Find the lines of the material below that include the string "this", then copy each one.

### DATA SHOWN
▶

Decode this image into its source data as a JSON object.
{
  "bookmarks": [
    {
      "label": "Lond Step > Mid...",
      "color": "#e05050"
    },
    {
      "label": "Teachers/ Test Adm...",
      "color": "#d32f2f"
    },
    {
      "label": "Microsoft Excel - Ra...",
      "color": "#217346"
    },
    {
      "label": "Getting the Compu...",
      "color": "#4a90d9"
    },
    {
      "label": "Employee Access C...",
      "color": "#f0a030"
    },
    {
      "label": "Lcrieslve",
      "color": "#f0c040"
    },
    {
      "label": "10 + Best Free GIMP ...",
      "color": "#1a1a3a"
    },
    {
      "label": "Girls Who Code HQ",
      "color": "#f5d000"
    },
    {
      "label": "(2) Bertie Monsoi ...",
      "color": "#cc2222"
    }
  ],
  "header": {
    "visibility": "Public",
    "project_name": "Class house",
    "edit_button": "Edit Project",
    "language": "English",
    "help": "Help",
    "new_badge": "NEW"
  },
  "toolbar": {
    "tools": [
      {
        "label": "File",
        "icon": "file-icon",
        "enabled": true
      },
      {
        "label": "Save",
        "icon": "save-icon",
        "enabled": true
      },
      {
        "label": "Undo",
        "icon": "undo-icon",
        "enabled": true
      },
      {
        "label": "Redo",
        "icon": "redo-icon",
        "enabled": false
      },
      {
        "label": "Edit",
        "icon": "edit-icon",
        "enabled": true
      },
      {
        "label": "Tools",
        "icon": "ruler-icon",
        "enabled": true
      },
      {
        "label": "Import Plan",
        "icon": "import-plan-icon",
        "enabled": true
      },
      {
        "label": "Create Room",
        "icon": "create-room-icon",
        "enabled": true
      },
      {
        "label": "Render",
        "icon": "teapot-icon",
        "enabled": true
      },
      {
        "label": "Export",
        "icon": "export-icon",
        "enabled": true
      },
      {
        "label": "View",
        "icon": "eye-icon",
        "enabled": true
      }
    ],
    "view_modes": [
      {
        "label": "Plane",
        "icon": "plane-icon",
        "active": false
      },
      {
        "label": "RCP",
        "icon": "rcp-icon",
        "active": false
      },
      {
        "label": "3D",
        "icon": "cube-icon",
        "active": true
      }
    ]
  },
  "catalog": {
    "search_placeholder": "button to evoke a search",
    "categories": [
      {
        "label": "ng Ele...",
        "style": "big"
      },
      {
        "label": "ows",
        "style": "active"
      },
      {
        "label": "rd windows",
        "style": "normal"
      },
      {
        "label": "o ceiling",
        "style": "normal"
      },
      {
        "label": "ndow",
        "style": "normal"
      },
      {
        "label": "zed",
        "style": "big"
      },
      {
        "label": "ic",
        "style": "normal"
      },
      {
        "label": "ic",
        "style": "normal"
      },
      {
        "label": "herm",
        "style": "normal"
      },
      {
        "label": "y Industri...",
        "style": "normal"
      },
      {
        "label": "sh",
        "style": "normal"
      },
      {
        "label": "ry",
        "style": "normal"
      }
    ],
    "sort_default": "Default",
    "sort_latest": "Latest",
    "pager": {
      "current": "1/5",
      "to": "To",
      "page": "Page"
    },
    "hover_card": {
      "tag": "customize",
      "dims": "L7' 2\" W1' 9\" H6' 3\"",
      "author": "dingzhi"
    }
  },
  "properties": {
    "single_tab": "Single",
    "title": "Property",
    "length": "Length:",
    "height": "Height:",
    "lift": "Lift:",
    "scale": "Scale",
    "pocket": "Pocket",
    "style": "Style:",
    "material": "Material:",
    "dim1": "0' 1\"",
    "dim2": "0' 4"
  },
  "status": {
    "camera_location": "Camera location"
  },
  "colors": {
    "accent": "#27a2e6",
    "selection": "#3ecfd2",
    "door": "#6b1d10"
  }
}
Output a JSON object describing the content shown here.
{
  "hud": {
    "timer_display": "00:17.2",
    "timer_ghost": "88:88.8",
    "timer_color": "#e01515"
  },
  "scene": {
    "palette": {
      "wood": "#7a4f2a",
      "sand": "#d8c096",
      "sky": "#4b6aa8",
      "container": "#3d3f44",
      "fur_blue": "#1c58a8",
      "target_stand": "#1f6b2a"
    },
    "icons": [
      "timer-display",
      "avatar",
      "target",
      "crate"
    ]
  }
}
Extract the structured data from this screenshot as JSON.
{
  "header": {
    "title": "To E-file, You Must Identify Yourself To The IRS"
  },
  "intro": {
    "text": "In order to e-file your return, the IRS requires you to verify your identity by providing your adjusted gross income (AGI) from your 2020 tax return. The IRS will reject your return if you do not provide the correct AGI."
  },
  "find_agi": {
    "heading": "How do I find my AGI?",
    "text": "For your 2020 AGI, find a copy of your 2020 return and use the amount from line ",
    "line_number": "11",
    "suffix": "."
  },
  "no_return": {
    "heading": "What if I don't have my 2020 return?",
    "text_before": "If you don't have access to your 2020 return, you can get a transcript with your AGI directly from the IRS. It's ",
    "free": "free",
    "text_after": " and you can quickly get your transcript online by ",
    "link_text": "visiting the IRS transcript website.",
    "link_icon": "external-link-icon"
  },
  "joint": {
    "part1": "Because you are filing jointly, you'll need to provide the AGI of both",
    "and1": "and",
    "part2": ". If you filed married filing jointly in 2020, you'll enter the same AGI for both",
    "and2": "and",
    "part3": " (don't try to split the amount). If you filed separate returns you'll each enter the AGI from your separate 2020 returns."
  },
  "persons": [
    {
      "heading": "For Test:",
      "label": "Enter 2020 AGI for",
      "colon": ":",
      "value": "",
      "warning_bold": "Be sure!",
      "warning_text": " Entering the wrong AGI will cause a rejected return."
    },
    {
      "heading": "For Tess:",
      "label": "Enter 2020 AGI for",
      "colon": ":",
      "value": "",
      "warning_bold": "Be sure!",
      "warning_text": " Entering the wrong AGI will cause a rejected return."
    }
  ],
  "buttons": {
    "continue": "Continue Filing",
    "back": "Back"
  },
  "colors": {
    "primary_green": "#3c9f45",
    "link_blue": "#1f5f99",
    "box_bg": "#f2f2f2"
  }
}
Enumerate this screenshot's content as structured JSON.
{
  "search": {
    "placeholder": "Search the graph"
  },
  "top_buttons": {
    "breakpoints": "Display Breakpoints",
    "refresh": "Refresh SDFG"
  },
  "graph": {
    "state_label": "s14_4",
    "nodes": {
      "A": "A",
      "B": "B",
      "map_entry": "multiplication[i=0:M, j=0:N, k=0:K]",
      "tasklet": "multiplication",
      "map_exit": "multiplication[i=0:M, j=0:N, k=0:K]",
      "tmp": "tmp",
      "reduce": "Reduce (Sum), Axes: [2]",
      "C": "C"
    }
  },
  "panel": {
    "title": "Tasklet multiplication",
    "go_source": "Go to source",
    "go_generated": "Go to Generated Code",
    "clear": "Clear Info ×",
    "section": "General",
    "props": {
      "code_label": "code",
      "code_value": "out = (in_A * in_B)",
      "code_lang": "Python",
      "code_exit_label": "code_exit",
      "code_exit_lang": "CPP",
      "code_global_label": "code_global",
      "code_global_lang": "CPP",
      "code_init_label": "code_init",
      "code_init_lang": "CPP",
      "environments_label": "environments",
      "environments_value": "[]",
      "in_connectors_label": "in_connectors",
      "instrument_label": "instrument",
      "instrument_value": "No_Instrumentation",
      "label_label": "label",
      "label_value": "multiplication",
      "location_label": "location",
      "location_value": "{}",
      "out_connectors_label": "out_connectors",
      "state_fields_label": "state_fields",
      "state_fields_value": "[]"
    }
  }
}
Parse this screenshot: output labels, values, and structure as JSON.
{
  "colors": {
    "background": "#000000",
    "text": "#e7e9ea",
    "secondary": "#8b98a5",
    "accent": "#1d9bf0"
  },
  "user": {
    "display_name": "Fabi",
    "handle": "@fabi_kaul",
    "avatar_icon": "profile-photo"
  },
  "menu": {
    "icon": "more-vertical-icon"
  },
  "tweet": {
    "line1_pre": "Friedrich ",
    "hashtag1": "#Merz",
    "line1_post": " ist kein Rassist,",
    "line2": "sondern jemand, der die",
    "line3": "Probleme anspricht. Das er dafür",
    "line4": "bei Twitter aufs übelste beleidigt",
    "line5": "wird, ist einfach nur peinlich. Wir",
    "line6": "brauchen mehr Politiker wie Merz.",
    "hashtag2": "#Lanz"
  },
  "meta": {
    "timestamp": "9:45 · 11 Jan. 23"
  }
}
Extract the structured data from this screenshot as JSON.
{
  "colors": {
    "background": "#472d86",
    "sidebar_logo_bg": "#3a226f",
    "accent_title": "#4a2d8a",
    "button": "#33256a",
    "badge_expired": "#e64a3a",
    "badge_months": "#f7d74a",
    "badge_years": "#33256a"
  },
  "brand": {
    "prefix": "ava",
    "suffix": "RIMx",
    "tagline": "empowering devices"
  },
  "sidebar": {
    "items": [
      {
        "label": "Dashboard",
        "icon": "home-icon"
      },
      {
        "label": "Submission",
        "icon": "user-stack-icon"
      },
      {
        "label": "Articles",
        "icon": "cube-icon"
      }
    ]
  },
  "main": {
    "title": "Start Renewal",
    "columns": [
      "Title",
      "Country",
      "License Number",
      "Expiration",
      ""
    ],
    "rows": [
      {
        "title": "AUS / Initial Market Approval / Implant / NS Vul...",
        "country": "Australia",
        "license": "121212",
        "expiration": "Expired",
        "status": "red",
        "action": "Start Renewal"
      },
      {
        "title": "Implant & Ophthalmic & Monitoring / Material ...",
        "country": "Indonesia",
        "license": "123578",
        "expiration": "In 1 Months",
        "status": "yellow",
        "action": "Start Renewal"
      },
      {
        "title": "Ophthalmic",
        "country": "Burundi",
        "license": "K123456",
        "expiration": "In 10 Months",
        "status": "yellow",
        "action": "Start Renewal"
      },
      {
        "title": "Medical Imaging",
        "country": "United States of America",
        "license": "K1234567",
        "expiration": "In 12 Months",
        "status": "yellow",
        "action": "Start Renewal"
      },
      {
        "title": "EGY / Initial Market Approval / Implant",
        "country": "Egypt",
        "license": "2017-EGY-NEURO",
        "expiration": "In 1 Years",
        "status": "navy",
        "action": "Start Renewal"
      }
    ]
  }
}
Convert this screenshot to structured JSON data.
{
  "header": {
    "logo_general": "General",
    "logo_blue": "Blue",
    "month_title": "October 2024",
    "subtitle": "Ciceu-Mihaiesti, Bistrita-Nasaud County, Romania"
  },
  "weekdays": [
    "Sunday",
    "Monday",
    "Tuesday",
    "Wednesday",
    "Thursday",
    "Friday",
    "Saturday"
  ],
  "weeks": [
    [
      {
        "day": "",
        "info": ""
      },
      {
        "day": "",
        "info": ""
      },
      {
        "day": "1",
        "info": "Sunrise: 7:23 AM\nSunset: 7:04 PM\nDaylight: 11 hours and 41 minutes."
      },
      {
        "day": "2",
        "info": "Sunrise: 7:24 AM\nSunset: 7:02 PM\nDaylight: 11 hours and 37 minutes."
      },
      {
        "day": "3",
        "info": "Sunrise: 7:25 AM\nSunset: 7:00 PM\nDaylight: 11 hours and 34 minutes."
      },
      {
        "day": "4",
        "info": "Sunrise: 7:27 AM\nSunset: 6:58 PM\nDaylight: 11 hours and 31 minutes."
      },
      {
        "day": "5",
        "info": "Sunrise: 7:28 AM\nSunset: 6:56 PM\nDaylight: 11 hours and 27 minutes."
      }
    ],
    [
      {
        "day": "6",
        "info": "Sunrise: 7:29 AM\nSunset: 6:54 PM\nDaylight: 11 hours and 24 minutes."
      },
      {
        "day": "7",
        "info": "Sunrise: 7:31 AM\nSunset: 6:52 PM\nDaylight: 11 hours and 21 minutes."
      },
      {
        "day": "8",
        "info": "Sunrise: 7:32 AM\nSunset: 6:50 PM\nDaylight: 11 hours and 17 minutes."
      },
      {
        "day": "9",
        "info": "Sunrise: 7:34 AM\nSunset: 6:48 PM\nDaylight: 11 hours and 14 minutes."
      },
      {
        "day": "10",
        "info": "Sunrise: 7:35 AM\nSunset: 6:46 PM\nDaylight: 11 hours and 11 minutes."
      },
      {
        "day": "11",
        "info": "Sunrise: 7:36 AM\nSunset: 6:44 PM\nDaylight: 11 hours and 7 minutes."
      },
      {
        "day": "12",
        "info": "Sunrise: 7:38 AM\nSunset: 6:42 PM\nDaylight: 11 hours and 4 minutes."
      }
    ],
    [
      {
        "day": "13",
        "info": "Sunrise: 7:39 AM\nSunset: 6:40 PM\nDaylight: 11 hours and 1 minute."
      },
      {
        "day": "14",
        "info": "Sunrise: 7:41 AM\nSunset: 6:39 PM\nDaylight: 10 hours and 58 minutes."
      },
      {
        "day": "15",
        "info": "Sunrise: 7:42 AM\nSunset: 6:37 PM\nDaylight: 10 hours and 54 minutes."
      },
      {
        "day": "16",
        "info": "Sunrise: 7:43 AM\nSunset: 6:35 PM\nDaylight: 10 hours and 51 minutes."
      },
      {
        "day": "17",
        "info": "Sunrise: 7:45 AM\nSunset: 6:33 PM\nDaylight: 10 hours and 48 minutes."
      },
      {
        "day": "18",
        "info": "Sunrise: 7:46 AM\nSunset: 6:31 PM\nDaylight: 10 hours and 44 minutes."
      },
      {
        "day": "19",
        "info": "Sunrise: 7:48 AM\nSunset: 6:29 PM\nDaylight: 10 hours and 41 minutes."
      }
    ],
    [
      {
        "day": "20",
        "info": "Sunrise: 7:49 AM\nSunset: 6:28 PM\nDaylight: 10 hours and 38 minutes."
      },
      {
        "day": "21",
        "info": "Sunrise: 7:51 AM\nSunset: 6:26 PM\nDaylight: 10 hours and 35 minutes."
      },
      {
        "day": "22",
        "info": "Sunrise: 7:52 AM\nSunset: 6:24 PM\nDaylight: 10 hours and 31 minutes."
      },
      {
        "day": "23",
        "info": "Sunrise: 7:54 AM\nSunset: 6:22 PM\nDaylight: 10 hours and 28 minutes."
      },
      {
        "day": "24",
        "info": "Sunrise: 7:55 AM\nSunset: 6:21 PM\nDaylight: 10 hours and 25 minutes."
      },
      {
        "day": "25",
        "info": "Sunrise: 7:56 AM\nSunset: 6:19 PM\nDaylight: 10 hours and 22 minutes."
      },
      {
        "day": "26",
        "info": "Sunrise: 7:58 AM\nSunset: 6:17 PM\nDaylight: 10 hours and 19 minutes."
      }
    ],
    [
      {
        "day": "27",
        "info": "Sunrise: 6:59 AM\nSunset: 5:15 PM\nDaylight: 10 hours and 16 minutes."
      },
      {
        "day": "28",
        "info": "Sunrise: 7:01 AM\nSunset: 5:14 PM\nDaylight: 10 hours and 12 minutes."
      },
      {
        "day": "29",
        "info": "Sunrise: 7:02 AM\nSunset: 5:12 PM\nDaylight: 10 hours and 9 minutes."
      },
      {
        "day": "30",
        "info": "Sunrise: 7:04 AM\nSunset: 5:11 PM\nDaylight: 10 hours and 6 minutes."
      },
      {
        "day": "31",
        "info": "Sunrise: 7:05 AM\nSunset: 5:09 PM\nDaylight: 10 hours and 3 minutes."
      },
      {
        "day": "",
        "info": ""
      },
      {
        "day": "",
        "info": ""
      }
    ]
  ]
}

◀

### YOUR RESPONSE
Decode this image into its source data as a JSON object.
Extract the structured data from this screenshot as JSON.
Enumerate this screenshot's content as structured JSON.
Parse this screenshot: output labels, values, and structure as JSON.
Extract the structured data from this screenshot as JSON.
Convert this screenshot to structured JSON data.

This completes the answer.